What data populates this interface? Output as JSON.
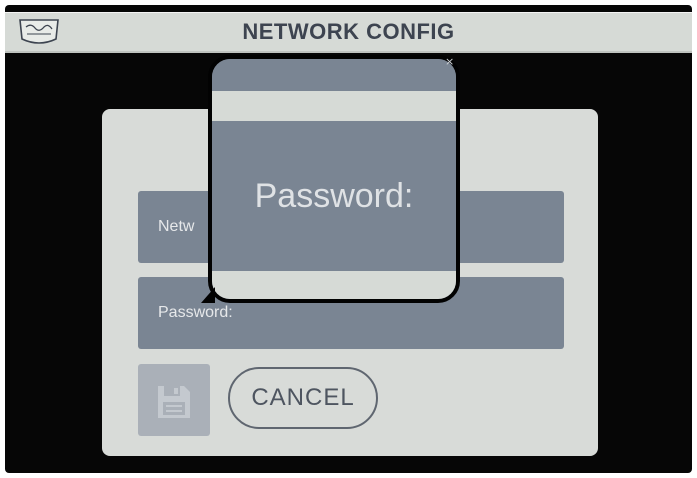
{
  "header": {
    "title": "NETWORK CONFIG",
    "logo_icon": "brand-logo-shield"
  },
  "form": {
    "network_label": "Netw",
    "password_label": "Password:",
    "save_icon": "floppy-disk-icon",
    "cancel_label": "CANCEL"
  },
  "magnifier": {
    "label": "Password:",
    "close_icon": "close-icon"
  },
  "colors": {
    "screen_bg": "#060606",
    "title_bar": "#d6dad6",
    "title_text": "#3d4450",
    "panel_bg": "#d8dbd8",
    "field_bg": "#7a8593",
    "field_text": "#e6e8ea",
    "save_button_bg": "#aab0b8",
    "cancel_border": "#5f6670"
  }
}
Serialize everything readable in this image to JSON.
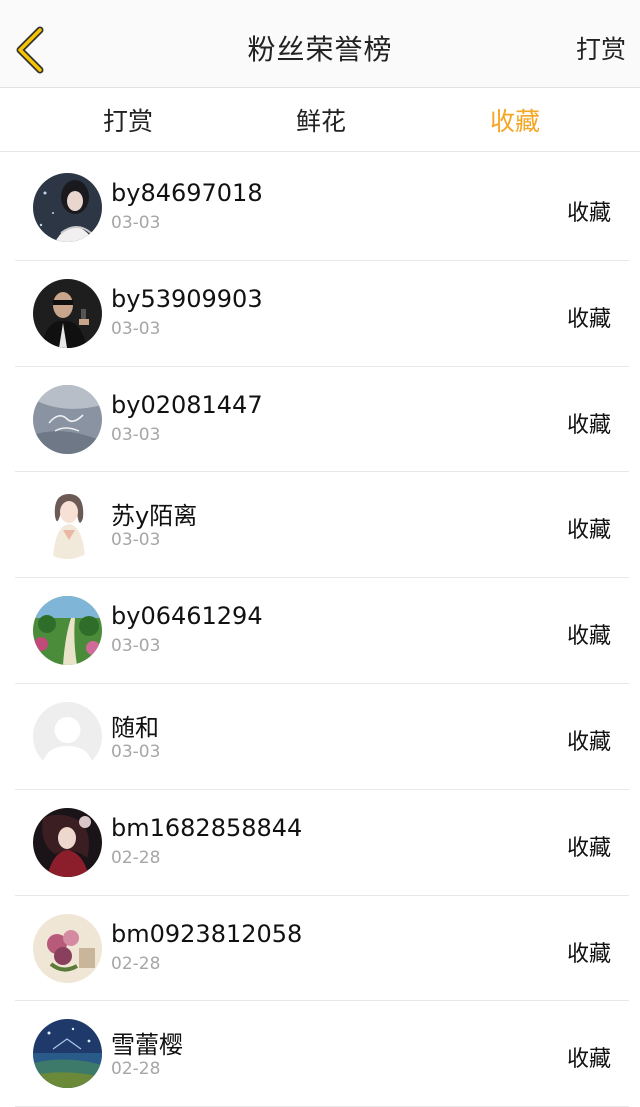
{
  "navbar": {
    "back_icon": "chevron-left-icon",
    "title": "粉丝荣誉榜",
    "action_label": "打赏",
    "accent_color": "#f5a623"
  },
  "tabs": [
    {
      "label": "打赏",
      "active": false
    },
    {
      "label": "鲜花",
      "active": false
    },
    {
      "label": "收藏",
      "active": true
    }
  ],
  "fans": [
    {
      "name": "by84697018",
      "date": "03-03",
      "type": "收藏",
      "avatar": "girl-portrait-avatar"
    },
    {
      "name": "by53909903",
      "date": "03-03",
      "type": "收藏",
      "avatar": "man-with-gun-avatar"
    },
    {
      "name": "by02081447",
      "date": "03-03",
      "type": "收藏",
      "avatar": "hello-autumn-text-avatar"
    },
    {
      "name": "苏y陌离",
      "date": "03-03",
      "type": "收藏",
      "avatar": "anime-girl-avatar"
    },
    {
      "name": "by06461294",
      "date": "03-03",
      "type": "收藏",
      "avatar": "green-landscape-avatar"
    },
    {
      "name": "随和",
      "date": "03-03",
      "type": "收藏",
      "avatar": "default-avatar"
    },
    {
      "name": "bm1682858844",
      "date": "02-28",
      "type": "收藏",
      "avatar": "dark-anime-avatar"
    },
    {
      "name": "bm0923812058",
      "date": "02-28",
      "type": "收藏",
      "avatar": "flowers-avatar"
    },
    {
      "name": "雪蕾樱",
      "date": "02-28",
      "type": "收藏",
      "avatar": "night-sky-avatar"
    }
  ]
}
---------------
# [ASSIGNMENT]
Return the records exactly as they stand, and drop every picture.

# [WRITTEN ANSWER]
What data populates this interface? Output as JSON.
{
  "header": {
    "title": "NETWORK CONFIG",
    "logo_icon": "brand-logo-shield"
  },
  "form": {
    "network_label": "Netw",
    "password_label": "Password:",
    "save_icon": "floppy-disk-icon",
    "cancel_label": "CANCEL"
  },
  "magnifier": {
    "label": "Password:",
    "close_icon": "close-icon"
  },
  "colors": {
    "screen_bg": "#060606",
    "title_bar": "#d6dad6",
    "title_text": "#3d4450",
    "panel_bg": "#d8dbd8",
    "field_bg": "#7a8593",
    "field_text": "#e6e8ea",
    "save_button_bg": "#aab0b8",
    "cancel_border": "#5f6670"
  }
}
Serialize everything readable in this image to JSON.
{
  "navbar": {
    "back_icon": "chevron-left-icon",
    "title": "粉丝荣誉榜",
    "action_label": "打赏",
    "accent_color": "#f5a623"
  },
  "tabs": [
    {
      "label": "打赏",
      "active": false
    },
    {
      "label": "鲜花",
      "active": false
    },
    {
      "label": "收藏",
      "active": true
    }
  ],
  "fans": [
    {
      "name": "by84697018",
      "date": "03-03",
      "type": "收藏",
      "avatar": "girl-portrait-avatar"
    },
    {
      "name": "by53909903",
      "date": "03-03",
      "type": "收藏",
      "avatar": "man-with-gun-avatar"
    },
    {
      "name": "by02081447",
      "date": "03-03",
      "type": "收藏",
      "avatar": "hello-autumn-text-avatar"
    },
    {
      "name": "苏y陌离",
      "date": "03-03",
      "type": "收藏",
      "avatar": "anime-girl-avatar"
    },
    {
      "name": "by06461294",
      "date": "03-03",
      "type": "收藏",
      "avatar": "green-landscape-avatar"
    },
    {
      "name": "随和",
      "date": "03-03",
      "type": "收藏",
      "avatar": "default-avatar"
    },
    {
      "name": "bm1682858844",
      "date": "02-28",
      "type": "收藏",
      "avatar": "dark-anime-avatar"
    },
    {
      "name": "bm0923812058",
      "date": "02-28",
      "type": "收藏",
      "avatar": "flowers-avatar"
    },
    {
      "name": "雪蕾樱",
      "date": "02-28",
      "type": "收藏",
      "avatar": "night-sky-avatar"
    }
  ]
}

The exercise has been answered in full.